I don’t even know what I want from this post, I just feel like this is a safe place to vent.
I have been recently diagnosed with 1A1 adenocarcinoma. I had another LLETZ procedure 2.5 weeks ago and now waiting on the results to see where I will be put on the waiting list for a total hysterectomy.
I think I just feel overwhelmed. I’m 29 with 2 beautiful children aged 2 and 4 so I’m very lucky to have my children. I just never for one second expected to be going through this after only having my little boy 2 years ago and finding myself in the coming weeks/months preparing for a hysterectomy, as well as dealing with the cancer diagnosis.
I feel really lonely and sad. Everyone around me keeps saying I’m so lucky it has been caught early etc and whilst I absolutely agree, I also feel so deflated and it doesn’t feel like they truly understand that this is going to be a long journey for me, physically and emotionally.
They are behaving like everything is normal and life feels far from normal for me at the moment.
I feel like a fraud feeling like this because the situation could have been much worse and there are ladies dealing with far worse than my diagnosis.
Is it normal to feel like this? I feel like it has consumed my life for the last few weeks.
Thank you for reading and sorry for waffling and probably not making a lot of sense! x
Hi @Looby09 - How you are feeling is completely understandable regardless of the stage it was caught at. Any cancer diagnosis at any stage is a life altering event for most people in very personal and individual ways. I am so glad it was caught early - that is always the best thing. Acknowledge how you feel, but try to focus on the positive and the hope, of which there is much.

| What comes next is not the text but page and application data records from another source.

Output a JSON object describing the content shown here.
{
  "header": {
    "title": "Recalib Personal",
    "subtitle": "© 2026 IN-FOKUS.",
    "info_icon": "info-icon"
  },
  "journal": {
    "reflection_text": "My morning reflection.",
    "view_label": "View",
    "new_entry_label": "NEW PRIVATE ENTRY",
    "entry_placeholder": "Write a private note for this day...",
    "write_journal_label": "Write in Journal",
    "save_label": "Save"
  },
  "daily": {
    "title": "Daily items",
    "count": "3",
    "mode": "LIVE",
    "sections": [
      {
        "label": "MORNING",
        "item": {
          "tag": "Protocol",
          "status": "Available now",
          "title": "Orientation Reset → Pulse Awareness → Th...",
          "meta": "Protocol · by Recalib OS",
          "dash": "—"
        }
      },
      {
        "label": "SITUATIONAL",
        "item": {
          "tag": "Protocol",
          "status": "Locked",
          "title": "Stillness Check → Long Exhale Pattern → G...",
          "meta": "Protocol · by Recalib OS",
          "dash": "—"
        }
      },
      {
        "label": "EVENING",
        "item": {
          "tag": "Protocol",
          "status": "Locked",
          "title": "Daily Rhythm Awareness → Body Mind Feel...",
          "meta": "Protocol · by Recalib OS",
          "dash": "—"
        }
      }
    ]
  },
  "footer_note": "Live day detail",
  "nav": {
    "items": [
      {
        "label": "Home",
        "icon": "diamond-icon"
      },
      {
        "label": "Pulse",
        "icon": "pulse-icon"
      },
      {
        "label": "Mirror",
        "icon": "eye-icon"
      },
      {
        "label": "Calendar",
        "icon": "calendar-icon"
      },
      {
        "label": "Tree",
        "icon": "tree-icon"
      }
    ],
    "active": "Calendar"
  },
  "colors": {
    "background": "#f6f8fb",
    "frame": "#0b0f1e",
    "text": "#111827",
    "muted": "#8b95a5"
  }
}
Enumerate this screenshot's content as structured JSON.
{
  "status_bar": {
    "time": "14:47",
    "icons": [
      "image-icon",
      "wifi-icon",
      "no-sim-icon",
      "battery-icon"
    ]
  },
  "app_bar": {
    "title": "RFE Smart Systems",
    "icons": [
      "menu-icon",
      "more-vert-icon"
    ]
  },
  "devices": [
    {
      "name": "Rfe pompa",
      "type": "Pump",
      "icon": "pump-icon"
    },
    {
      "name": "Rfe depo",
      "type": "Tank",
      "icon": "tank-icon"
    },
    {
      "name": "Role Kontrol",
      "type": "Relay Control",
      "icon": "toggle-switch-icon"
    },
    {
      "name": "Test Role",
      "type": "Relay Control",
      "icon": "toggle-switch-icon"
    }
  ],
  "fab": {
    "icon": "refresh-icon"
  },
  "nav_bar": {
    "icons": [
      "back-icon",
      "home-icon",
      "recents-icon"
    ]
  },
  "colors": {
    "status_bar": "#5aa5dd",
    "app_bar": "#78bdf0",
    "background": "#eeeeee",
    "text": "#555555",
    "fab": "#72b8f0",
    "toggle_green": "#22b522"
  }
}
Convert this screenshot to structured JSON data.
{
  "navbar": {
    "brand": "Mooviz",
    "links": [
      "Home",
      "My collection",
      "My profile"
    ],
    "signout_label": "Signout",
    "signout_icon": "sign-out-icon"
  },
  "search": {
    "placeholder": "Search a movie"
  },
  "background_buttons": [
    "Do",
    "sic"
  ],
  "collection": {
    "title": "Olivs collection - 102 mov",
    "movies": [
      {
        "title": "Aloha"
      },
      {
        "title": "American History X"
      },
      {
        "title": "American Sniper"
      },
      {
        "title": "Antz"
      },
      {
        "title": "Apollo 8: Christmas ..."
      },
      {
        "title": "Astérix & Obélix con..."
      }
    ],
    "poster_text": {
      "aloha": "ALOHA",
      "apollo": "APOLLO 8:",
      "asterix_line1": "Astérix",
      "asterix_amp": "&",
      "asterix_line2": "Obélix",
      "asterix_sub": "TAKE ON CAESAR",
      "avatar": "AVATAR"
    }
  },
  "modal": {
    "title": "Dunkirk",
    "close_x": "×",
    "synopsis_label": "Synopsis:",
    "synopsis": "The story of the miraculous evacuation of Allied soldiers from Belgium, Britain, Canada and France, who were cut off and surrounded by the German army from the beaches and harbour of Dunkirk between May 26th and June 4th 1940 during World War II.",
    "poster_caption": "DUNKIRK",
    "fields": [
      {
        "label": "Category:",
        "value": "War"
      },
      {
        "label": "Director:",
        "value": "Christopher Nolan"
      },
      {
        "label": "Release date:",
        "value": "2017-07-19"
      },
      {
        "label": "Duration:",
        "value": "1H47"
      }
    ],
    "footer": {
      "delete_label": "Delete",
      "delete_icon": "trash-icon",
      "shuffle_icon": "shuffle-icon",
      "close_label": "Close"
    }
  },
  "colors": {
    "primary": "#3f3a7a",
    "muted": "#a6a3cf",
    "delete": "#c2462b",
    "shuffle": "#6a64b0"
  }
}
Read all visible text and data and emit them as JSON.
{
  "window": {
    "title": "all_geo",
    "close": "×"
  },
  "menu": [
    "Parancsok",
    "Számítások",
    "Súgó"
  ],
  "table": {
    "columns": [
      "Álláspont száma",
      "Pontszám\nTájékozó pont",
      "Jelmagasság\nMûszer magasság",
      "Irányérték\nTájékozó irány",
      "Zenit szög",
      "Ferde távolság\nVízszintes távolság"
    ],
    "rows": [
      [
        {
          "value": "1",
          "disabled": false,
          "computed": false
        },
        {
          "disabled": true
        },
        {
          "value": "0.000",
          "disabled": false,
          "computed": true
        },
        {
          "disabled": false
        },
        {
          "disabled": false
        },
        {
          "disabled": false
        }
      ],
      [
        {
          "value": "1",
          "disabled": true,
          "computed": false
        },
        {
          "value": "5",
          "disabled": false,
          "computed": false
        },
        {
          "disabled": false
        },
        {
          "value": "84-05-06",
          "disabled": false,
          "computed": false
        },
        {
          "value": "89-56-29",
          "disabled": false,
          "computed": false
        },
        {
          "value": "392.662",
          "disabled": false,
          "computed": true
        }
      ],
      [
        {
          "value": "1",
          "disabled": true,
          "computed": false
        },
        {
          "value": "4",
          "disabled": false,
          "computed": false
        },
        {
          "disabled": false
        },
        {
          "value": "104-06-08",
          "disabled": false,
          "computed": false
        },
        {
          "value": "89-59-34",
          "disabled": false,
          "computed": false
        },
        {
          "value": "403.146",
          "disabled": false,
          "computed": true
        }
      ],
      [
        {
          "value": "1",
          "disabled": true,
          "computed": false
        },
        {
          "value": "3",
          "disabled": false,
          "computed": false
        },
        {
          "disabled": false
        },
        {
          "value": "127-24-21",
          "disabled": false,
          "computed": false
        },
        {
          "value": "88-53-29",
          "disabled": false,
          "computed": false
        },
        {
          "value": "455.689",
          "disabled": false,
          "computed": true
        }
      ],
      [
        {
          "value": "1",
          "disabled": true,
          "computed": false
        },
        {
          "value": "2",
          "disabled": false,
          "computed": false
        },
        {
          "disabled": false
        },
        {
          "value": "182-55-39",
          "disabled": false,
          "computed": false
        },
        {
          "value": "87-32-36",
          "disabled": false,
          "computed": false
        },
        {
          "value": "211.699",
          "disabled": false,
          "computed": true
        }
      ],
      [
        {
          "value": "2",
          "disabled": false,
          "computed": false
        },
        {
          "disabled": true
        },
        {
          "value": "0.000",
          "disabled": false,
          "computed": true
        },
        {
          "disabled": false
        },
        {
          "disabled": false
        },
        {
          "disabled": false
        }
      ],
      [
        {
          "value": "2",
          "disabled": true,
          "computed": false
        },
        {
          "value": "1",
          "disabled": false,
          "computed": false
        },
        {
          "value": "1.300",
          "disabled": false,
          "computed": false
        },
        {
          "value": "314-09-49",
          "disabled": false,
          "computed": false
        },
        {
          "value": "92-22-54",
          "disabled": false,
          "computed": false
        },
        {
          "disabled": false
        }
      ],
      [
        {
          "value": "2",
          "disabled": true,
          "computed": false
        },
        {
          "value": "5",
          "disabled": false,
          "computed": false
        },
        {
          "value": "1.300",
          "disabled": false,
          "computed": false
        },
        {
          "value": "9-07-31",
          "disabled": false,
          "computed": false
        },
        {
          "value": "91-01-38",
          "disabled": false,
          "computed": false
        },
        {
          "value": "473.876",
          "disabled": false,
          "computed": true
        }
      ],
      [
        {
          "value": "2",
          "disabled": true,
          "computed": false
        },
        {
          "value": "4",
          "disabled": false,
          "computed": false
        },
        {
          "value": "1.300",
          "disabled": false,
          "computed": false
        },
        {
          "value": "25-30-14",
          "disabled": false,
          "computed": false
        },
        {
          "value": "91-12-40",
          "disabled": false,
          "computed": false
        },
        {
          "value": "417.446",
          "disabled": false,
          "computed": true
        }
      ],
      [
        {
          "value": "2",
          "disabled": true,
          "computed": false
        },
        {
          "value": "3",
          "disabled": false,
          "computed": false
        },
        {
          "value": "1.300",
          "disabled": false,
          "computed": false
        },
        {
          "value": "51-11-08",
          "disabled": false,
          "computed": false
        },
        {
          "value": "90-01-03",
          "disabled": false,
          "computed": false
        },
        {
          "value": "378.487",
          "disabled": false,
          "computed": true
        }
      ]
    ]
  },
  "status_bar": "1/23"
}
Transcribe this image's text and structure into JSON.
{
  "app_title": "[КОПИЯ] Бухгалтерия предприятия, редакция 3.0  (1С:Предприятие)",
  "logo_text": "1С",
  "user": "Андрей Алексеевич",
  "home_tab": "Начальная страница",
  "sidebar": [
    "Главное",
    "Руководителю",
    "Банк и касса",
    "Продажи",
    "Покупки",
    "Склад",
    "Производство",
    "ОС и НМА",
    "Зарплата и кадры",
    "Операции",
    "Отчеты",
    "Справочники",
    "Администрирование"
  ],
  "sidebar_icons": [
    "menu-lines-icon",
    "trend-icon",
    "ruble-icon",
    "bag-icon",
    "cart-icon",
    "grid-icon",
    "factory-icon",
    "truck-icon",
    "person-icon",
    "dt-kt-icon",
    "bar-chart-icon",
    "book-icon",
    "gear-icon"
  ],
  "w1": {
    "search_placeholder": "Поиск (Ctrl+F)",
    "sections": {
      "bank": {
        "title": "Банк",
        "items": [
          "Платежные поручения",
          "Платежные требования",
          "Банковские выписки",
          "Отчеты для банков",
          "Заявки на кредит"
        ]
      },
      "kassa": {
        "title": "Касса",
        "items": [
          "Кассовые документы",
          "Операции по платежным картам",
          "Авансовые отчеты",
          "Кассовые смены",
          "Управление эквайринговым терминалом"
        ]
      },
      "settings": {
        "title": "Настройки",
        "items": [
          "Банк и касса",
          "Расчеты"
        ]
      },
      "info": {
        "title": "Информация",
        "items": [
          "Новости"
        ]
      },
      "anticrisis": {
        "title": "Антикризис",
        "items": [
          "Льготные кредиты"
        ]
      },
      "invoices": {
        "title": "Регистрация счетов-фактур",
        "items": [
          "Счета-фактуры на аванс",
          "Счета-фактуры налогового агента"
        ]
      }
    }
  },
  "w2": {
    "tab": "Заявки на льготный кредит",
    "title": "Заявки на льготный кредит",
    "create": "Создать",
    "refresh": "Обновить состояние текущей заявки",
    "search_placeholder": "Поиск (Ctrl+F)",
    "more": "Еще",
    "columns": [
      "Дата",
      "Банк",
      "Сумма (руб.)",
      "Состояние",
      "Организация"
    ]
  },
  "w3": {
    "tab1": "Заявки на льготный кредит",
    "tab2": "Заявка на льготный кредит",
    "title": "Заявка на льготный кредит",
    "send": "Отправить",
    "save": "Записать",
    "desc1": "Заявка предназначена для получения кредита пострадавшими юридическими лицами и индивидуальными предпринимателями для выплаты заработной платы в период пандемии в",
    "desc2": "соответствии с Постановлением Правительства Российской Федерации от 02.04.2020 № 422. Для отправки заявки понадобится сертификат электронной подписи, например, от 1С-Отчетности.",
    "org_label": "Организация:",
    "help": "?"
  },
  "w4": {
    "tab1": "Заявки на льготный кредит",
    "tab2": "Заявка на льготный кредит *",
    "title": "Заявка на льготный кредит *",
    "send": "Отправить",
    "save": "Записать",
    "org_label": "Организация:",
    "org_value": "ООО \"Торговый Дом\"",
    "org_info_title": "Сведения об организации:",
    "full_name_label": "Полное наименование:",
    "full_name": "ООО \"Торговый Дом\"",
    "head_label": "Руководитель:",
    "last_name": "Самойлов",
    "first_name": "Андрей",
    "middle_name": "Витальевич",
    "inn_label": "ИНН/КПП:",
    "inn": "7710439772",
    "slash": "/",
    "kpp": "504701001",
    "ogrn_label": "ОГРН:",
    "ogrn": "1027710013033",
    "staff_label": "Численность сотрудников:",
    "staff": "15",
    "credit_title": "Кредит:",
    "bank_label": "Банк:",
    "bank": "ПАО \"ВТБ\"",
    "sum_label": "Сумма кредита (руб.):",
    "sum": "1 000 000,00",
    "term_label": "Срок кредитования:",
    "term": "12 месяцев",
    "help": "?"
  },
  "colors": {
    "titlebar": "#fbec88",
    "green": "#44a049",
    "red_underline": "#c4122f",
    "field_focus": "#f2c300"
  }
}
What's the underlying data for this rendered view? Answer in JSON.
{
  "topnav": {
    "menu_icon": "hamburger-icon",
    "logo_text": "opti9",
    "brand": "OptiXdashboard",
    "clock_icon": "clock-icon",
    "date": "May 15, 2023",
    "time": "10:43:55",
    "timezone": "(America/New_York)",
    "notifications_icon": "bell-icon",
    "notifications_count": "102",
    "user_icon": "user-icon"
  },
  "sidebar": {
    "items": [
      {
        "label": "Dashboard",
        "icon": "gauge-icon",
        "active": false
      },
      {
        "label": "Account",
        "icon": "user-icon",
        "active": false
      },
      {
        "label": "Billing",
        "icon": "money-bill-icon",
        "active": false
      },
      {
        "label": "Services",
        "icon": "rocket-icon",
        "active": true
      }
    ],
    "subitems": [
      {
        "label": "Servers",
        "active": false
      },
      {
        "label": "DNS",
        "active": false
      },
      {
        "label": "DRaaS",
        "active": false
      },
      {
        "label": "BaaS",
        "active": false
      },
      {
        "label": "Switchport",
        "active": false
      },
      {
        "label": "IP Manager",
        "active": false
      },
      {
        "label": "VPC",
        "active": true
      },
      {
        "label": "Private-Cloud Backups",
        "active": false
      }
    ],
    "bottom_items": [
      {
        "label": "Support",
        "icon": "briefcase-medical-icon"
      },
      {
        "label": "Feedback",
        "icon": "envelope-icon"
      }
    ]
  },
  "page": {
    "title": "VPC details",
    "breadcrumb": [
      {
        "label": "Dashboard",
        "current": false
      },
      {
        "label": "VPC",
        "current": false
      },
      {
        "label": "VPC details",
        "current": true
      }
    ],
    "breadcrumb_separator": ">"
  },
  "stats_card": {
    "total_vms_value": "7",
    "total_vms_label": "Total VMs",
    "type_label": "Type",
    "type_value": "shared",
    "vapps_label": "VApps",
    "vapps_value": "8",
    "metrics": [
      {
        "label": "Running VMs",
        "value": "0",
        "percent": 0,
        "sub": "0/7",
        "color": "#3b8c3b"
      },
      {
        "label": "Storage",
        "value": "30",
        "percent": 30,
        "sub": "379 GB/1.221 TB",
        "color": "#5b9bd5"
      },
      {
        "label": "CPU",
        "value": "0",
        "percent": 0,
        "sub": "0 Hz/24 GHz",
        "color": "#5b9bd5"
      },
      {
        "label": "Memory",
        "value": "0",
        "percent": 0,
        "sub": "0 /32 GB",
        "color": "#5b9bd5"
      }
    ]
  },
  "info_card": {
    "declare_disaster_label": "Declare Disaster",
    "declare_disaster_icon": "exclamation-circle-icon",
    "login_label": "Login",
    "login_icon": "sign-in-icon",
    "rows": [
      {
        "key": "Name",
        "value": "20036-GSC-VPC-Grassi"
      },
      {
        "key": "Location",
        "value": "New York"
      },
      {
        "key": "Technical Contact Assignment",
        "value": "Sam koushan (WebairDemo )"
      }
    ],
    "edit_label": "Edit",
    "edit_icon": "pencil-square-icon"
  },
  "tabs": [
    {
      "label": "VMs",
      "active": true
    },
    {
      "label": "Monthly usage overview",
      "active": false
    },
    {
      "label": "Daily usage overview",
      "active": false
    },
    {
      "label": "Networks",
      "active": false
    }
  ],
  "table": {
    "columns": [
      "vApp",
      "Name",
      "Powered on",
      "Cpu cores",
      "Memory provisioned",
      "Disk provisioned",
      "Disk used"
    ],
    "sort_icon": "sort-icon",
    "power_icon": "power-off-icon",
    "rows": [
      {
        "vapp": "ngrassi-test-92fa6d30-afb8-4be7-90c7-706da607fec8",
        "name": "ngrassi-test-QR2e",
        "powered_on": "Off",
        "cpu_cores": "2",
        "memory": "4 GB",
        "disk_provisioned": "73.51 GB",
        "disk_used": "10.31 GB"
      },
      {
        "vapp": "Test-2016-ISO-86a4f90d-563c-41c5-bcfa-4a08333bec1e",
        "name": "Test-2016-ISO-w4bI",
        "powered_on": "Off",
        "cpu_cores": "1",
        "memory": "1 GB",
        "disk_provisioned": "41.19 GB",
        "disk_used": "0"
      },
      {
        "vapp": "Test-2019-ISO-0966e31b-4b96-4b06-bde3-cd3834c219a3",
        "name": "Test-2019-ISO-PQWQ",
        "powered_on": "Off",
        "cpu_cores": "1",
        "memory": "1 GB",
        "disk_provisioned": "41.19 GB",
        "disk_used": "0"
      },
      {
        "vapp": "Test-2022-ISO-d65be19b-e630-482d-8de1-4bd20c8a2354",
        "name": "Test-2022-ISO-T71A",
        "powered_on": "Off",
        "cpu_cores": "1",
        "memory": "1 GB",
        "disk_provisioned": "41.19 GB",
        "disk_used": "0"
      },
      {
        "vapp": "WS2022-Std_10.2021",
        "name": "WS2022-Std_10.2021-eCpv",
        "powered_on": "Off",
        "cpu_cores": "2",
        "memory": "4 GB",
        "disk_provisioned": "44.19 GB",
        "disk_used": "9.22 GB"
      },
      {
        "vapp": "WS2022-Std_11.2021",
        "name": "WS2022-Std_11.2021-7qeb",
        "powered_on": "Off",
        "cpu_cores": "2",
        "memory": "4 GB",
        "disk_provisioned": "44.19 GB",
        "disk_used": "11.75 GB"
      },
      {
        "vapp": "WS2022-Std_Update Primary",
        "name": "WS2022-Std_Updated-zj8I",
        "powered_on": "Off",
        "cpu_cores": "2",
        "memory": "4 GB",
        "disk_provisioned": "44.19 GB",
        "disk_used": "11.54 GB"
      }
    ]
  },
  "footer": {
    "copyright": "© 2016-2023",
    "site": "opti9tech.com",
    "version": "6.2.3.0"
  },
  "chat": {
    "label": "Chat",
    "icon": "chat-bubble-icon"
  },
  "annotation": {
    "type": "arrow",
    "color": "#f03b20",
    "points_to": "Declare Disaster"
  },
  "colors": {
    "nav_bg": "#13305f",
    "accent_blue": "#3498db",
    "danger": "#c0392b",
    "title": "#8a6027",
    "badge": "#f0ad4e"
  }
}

I just wanted to add that although your support network means well, most people who haven’t been through it can’t really understand in the same way - which is why this forum is great as we have all been through it, or are going through it, each in our own way. You will find lots of support and information here as you go through your experience.
@Looby09 you are not alone in how you feel. I could have written this post months ago. I’m so glad you made your way over to this forum as I think you will find answers to some of the questions you have, from people who have lived through it. Cancer is very isolating and when i first received my diagnosis i would get so frustrated when family and friends would tell me to be strong. I felt that I could only exhibit strength toward them and I wasn’t ready to do that at that stage. All i wanted to do was cry. I talked to them about it and my relationship with them got so much stronger. No matter what stage you’re at, this is a life changing thing. Before experiencing cancer myself, i could have never imagined what it felt like. I always say that it’s all relative. We only know the experiences that we have lived through ourselves, so it is difficult for some to relate. I hope you find some peace by reading through some of the posts on this site. Best wishes to you through this journey.
When I went through I was surrounded by a very loving supportive family and friends but at times I did feel very alone in it all. You will process all this in your own time. People telling me I was brave and inspirational just didn’t feel right. At the time it’s what else can I do??? But I have 2 children, at the time they were aged 5 and 2 and I just focused on them making sure they were happy and their lives wasn’t affected by everything. I still remember walking my daughter to school and she was happy skipping in front of me and I just wanted to break down and cry at the school gates. I just used to think do I really want my loved ones to know how this feels? It helped me cut them some slack when I felt alone. And when I felt down I would put my music on loud and dance around the kitchen whilst loading the dish washer. My kids loved it and it felt special. Just ideas.
Dear Looby09, I just want to say a few words about the people around you who are “behaving like everything is normal.” My partner was diagnosed with stage 2a last fall and received chemo, radiation and brachytherapy; she responded well but is still struggling with pain management.
Just as the diagnosis of cancer was a shock to you, it was a shock to your loved ones as well. They are scared–scared of the unknown, scared of losing you. They have never been here before and they don’t know how to react. Their first instinct is to be positive and supportive, because they think that is what you want and need, and with your early diagnosis they feel justified in believing in a positive outcome. They don’t know how to deal with the possibility that the strong woman they know and depend on is feeling lonely and sad.
You have yourself to take care of, and it is not fair that you need to take care of your adult loved ones too at this time. But if you don’t communicate with them honestly, and tell them what you really need and how you really feel, they will not be able to figure it out themselves. Some will not want to hear about the “long journey” you are starting. But the people who you really depend on, who really love you, are anxious to do whatever they can to help you get through this. But they will not know how to help unless you give them some guidance.